* **PROMPT**: Show each line of the listing in which the word "Matrices" occurs.

* **DATA FOR THE TASK**:
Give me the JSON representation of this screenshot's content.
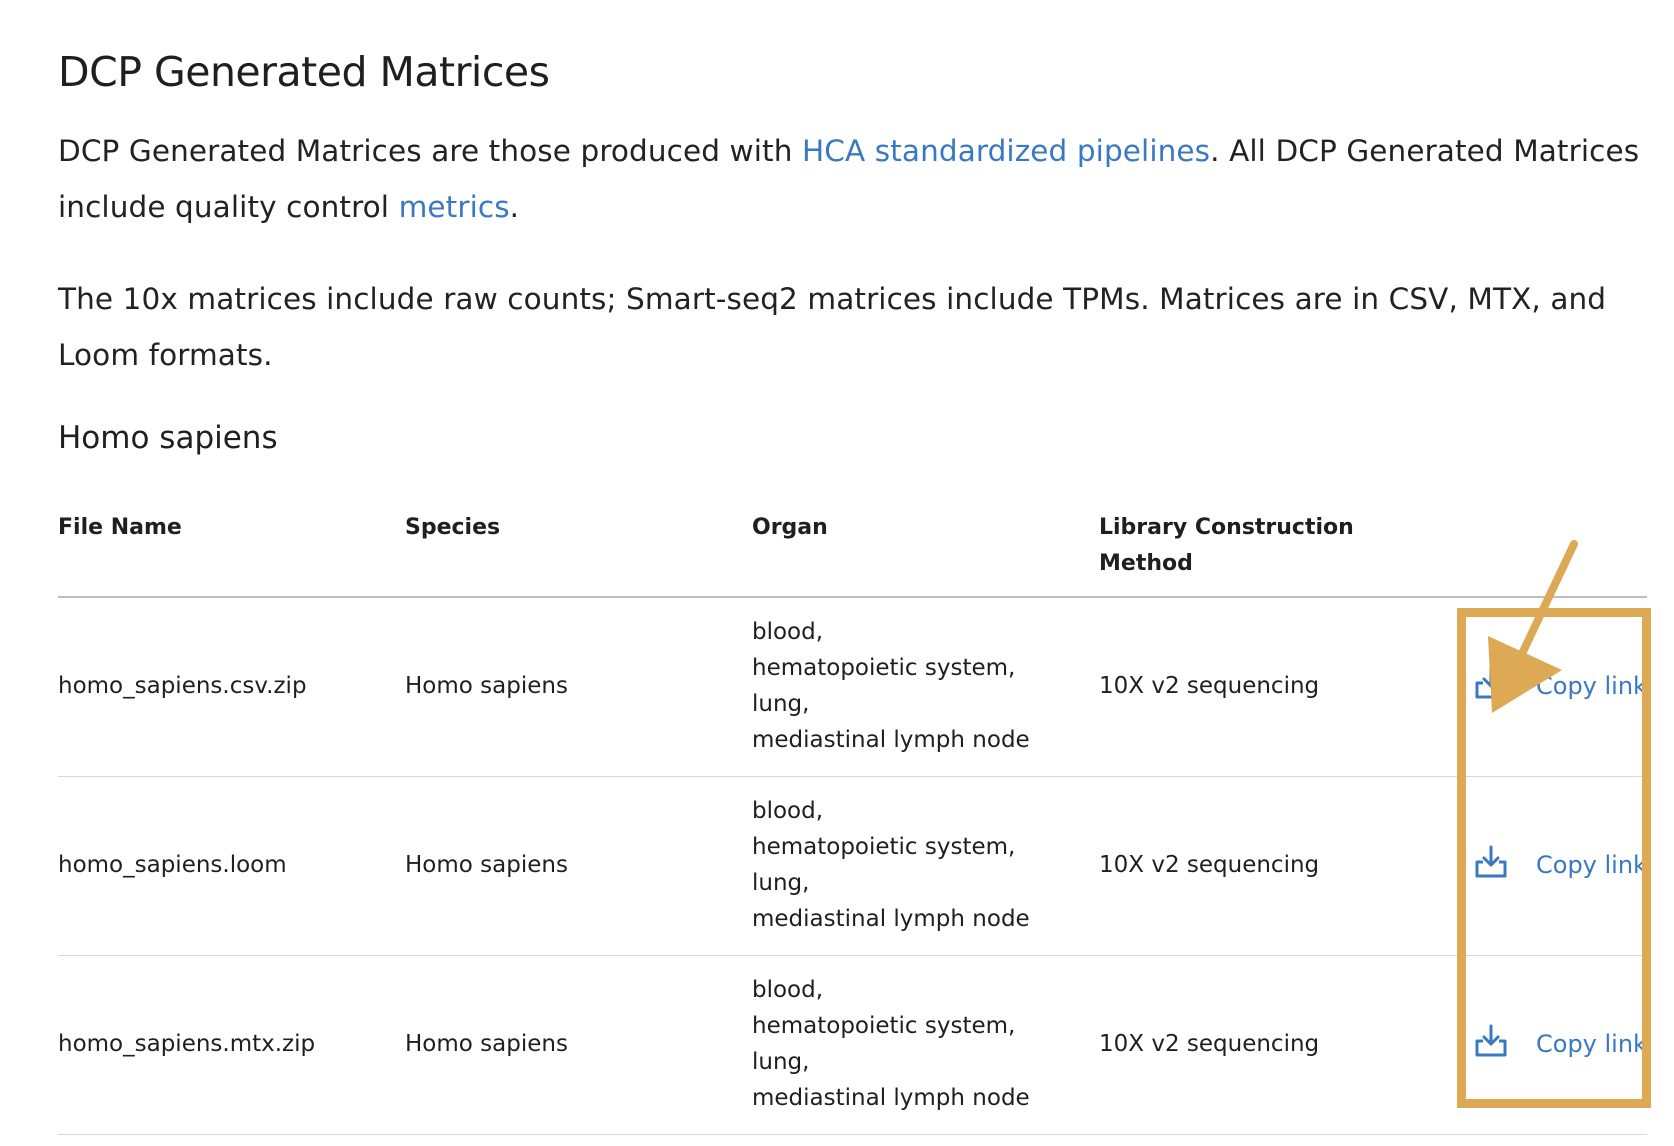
{
  "page": {
    "title": "DCP Generated Matrices",
    "intro": {
      "text_before": "DCP Generated Matrices are those produced with ",
      "link1": "HCA standardized pipelines",
      "text_middle": ". All DCP Generated Matrices include quality control ",
      "link2": "metrics",
      "text_after": "."
    },
    "formats_text": "The 10x matrices include raw counts; Smart-seq2 matrices include TPMs. Matrices are in CSV, MTX, and Loom formats."
  },
  "section": {
    "title": "Homo sapiens"
  },
  "table": {
    "headers": {
      "file_name": "File Name",
      "species": "Species",
      "organ": "Organ",
      "library_method": "Library Construction Method"
    },
    "rows": [
      {
        "file_name": "homo_sapiens.csv.zip",
        "species": "Homo sapiens",
        "organs": [
          "blood,",
          "hematopoietic system,",
          "lung,",
          "mediastinal lymph node"
        ],
        "library_method": "10X v2 sequencing",
        "download_icon": "download-icon",
        "copy_link": "Copy link"
      },
      {
        "file_name": "homo_sapiens.loom",
        "species": "Homo sapiens",
        "organs": [
          "blood,",
          "hematopoietic system,",
          "lung,",
          "mediastinal lymph node"
        ],
        "library_method": "10X v2 sequencing",
        "download_icon": "download-icon",
        "copy_link": "Copy link"
      },
      {
        "file_name": "homo_sapiens.mtx.zip",
        "species": "Homo sapiens",
        "organs": [
          "blood,",
          "hematopoietic system,",
          "lung,",
          "mediastinal lymph node"
        ],
        "library_method": "10X v2 sequencing",
        "download_icon": "download-icon",
        "copy_link": "Copy link"
      }
    ]
  },
  "colors": {
    "link": "#3a78c4",
    "highlight": "#dda954",
    "text": "#1f1f1f"
  }
}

* **FINAL ANSWER**:
    "title": "DCP Generated Matrices",
      "text_before": "DCP Generated Matrices are those produced with ",
      "text_middle": ". All DCP Generated Matrices include quality control ",
    "formats_text": "The 10x matrices include raw counts; Smart-seq2 matrices include TPMs. Matrices are in CSV, MTX, and Loom formats."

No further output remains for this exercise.